At the bank, the loan officer is so taken with the guy’s music, he decides it’s worth letting out 2,000 Euro – this is pre-recession Europe and all sorts of rash lending was going on, much like here in the States.
Of course, the loan officer – while he can’t sing – can play guitar.
Next, the guy goes to an open mic night to test out material and plays another of his moody folk tunes, which everybody likes.
Then it was intermission, and you could amble on stage at intermission to grab a beer or a wine. Sorry, there’s no Jameson being poured. And your $5 beer is a Bud Light poured into a plastic tumbler typically used for coffee.
Hey, in Ireland, a lot of pub-goers are drinking Coors Light, but still. I was so taken by the beverages choices I almost tripped the light fantastic, meaning I just about fell on my ass. And not being a coffee-drinker, I spilled on my sweater vest trying to take sips out of the hole in the lid.
Staring up at the ornate ceiling didn’t help me get my bearings. Those oddly well-endowed elephant-like gods or guards hanging out up there scare me.
Anyway, right before Act II started I wanted to say thank you to the usher lady who promptly came to the edge of my row and told a woman to turn off her goddamn smartphone ASAP.
I want to write a musical about this brave, bold usher.
Actually, I want to write a movie where a psycho-killer shoves smartphones up the asses of the self-important types who constantly have to be typing on social media instead of actually being in the moment of where they are in the real world, because their lives must be documented in cyberspace, every goddamn moment.
But I digress.
Back in onstage Ireland, during a rehearsal break, the guy and the gal look out over Dublin, and she tells him in Czech that she loves him. When he asks for a translation, she tells him, “It looks like rain,” which should be a greeting card – a good one – or a John Hiatt song.
It’s the key line of the play. And it isn’t a Midwest thunderstorm but one of those soft Irish rains she’s talking about.
The next day, the guy and the gal and their musician buddies – including a metal-loving Czech drummer – have a studio for 24 hours.

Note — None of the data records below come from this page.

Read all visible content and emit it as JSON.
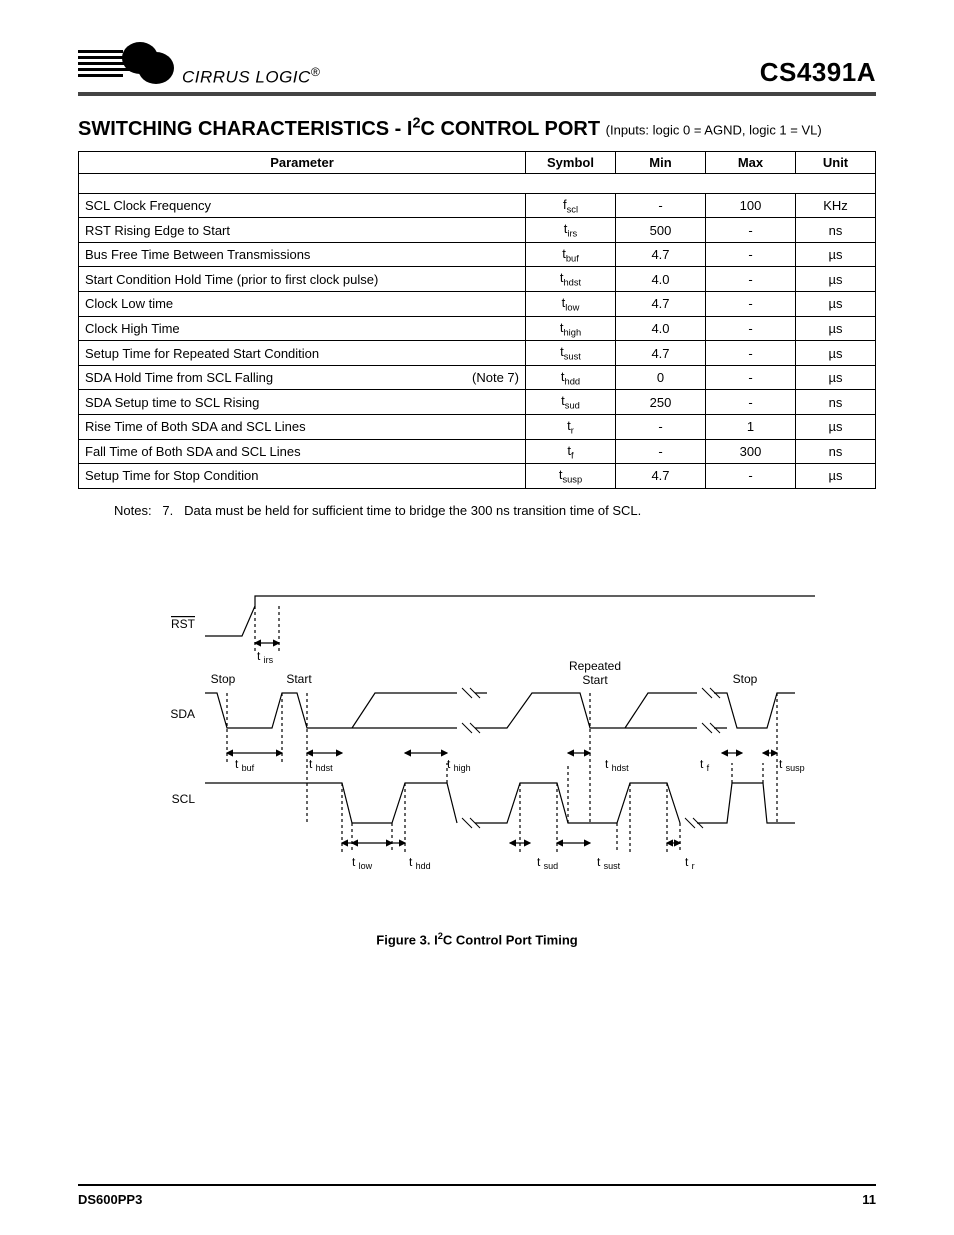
{
  "header": {
    "brand_text": "CIRRUS LOGIC",
    "reg_mark": "®",
    "part_number": "CS4391A"
  },
  "section": {
    "title_pre": "SWITCHING CHARACTERISTICS - I",
    "title_sup": "2",
    "title_post": "C CONTROL PORT",
    "conditions": "(Inputs:  logic 0 = AGND, logic 1 = VL)"
  },
  "table": {
    "headers": {
      "param": "Parameter",
      "symbol": "Symbol",
      "min": "Min",
      "max": "Max",
      "unit": "Unit"
    },
    "rows": [
      {
        "param": "SCL Clock Frequency",
        "sym_base": "f",
        "sym_sub": "scl",
        "min": "-",
        "max": "100",
        "unit": "KHz"
      },
      {
        "param": "RST Rising Edge to Start",
        "sym_base": "t",
        "sym_sub": "irs",
        "min": "500",
        "max": "-",
        "unit": "ns"
      },
      {
        "param": "Bus Free Time Between Transmissions",
        "sym_base": "t",
        "sym_sub": "buf",
        "min": "4.7",
        "max": "-",
        "unit": "µs"
      },
      {
        "param": "Start Condition Hold Time (prior to first clock pulse)",
        "sym_base": "t",
        "sym_sub": "hdst",
        "min": "4.0",
        "max": "-",
        "unit": "µs"
      },
      {
        "param": "Clock Low time",
        "sym_base": "t",
        "sym_sub": "low",
        "min": "4.7",
        "max": "-",
        "unit": "µs"
      },
      {
        "param": "Clock High Time",
        "sym_base": "t",
        "sym_sub": "high",
        "min": "4.0",
        "max": "-",
        "unit": "µs"
      },
      {
        "param": "Setup Time for Repeated Start Condition",
        "sym_base": "t",
        "sym_sub": "sust",
        "min": "4.7",
        "max": "-",
        "unit": "µs"
      },
      {
        "param": "SDA Hold Time from SCL Falling",
        "note": "(Note 7)",
        "sym_base": "t",
        "sym_sub": "hdd",
        "min": "0",
        "max": "-",
        "unit": "µs"
      },
      {
        "param": "SDA Setup time to SCL Rising",
        "sym_base": "t",
        "sym_sub": "sud",
        "min": "250",
        "max": "-",
        "unit": "ns"
      },
      {
        "param": "Rise Time of Both SDA and SCL Lines",
        "sym_base": "t",
        "sym_sub": "r",
        "min": "-",
        "max": "1",
        "unit": "µs"
      },
      {
        "param": "Fall Time of Both SDA and SCL Lines",
        "sym_base": "t",
        "sym_sub": "f",
        "min": "-",
        "max": "300",
        "unit": "ns"
      },
      {
        "param": "Setup Time for Stop Condition",
        "sym_base": "t",
        "sym_sub": "susp",
        "min": "4.7",
        "max": "-",
        "unit": "µs"
      }
    ]
  },
  "notes": {
    "label": "Notes:",
    "num": "7.",
    "text": "Data must be held for sufficient time to bridge the 300 ns transition time of SCL."
  },
  "figure": {
    "sig1": "RST",
    "sig2": "SDA",
    "sig3": "SCL",
    "l_stop": "Stop",
    "l_start": "Start",
    "l_rep": "Repeated",
    "l_rep2": "Start",
    "t_irs": "irs",
    "t_buf": "buf",
    "t_hdst": "hdst",
    "t_high": "high",
    "t_hdst2": "hdst",
    "t_f": "f",
    "t_susp": "susp",
    "t_low": "low",
    "t_hdd": "hdd",
    "t_sud": "sud",
    "t_sust": "sust",
    "t_r": "r",
    "caption_pre": "Figure 3.  I",
    "caption_sup": "2",
    "caption_post": "C Control Port Timing"
  },
  "footer": {
    "doc": "DS600PP3",
    "page": "11"
  }
}
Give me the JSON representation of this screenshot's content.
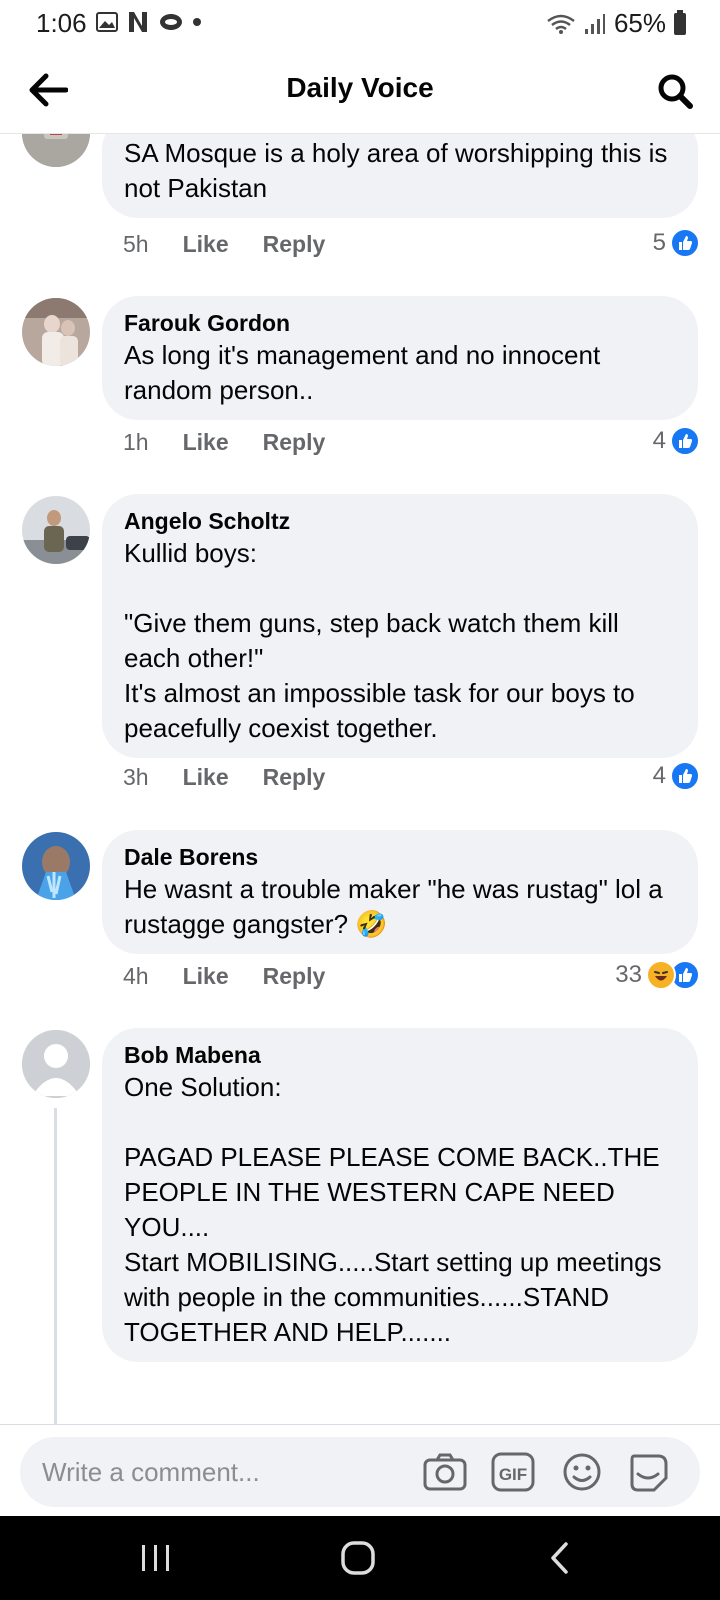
{
  "status_bar": {
    "time": "1:06",
    "battery": "65%"
  },
  "header": {
    "title": "Daily Voice"
  },
  "comments": [
    {
      "author": "",
      "text": "SA Mosque is a holy area of worshipping this is not Pakistan",
      "time": "5h",
      "like_label": "Like",
      "reply_label": "Reply",
      "reaction_count": "5",
      "reactions": [
        "like"
      ]
    },
    {
      "author": "Farouk Gordon",
      "text": "As long it's management and no innocent random person..",
      "time": "1h",
      "like_label": "Like",
      "reply_label": "Reply",
      "reaction_count": "4",
      "reactions": [
        "like"
      ]
    },
    {
      "author": "Angelo Scholtz",
      "text": "Kullid boys:\n\n\"Give them guns, step back watch them kill each other!\"\nIt's almost an impossible task for our boys to peacefully coexist together.",
      "time": "3h",
      "like_label": "Like",
      "reply_label": "Reply",
      "reaction_count": "4",
      "reactions": [
        "like"
      ]
    },
    {
      "author": "Dale Borens",
      "text": "He wasnt a trouble maker \"he was rustag\" lol a rustagge gangster? 🤣",
      "time": "4h",
      "like_label": "Like",
      "reply_label": "Reply",
      "reaction_count": "33",
      "reactions": [
        "haha",
        "like"
      ]
    },
    {
      "author": "Bob Mabena",
      "text": "One Solution:\n\nPAGAD PLEASE PLEASE COME BACK..THE PEOPLE IN THE WESTERN CAPE NEED YOU....\nStart MOBILISING.....Start setting up meetings with people in the communities......STAND TOGETHER AND HELP.......",
      "time": "",
      "like_label": "",
      "reply_label": "",
      "reaction_count": "",
      "reactions": []
    }
  ],
  "composer": {
    "placeholder": "Write a comment...",
    "icons": [
      "camera-icon",
      "gif-icon",
      "emoji-icon",
      "sticker-icon"
    ]
  },
  "nav": {
    "icons": [
      "recent-apps-icon",
      "home-icon",
      "back-icon"
    ]
  },
  "colors": {
    "like_blue": "#1877f2",
    "bubble_bg": "#f0f2f5",
    "meta_grey": "#65676b"
  }
}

Of course, the reluctant producer is amazed at how good the mopey guy’s song is. In fact, the way this guy is encouraged throughout the show, you would think he was a kindergartener from Naperville. But he’s Irish and unsure of himself.
In fact, the girl on several occasions has to remind him to lighten up a bit. As she puts it at one point, “Do you enjoy being Irish?” – which those of us of that persuasion can tell you often involves being happy and sad at the same time.
The girl plays one of her songs. The guy’s smitten, too, and wants her to go to New York with him – which would be really awkward if you think about it, with the ex there already.
She says her estranged husband wants to get back together. The guy decides he will split for America to pursue his folksy dream. Thanks to a wad of cash from his Da – who is duly impressed by a CD of his kid’s music – the guy can.
And wouldn’t you know it? The guy’s ex wants back in the game, too.
The show ends with a parting gift of an upright piano from the guy delivered to the Czech’s humble dwelling. He’s in New York and they sing “Falling Slowly” once more, long distance.
So the guy doesn’t get the Czech girl.
What’s refreshing in this tale is, in terms of the heart, the leads don’t give into their loins, but learn about love from each other and, past the fairy tale lives they’ve led during the course of the few days on display – behave like reasonable adults.
There is no villain here to tempt anybody to do something wrong-headed or ill-advised. And in this day and age, being sensible is almost downright rebellious.
Pulling this off is a likeable cast that for the most part underplays this material – while playing instruments – preventing the night from becoming an overly sticky Valentine.
NOTE: If you’re a suburbanite heading down to the Oriental by car, be mindful about where to park. You get the discounted InterParking rate of $21 only at the Washington and Randolph garage. If you go to the InterPark across Dearborn from the Goodman, you pay $35. Turns out each theater has its own specific discounted lot.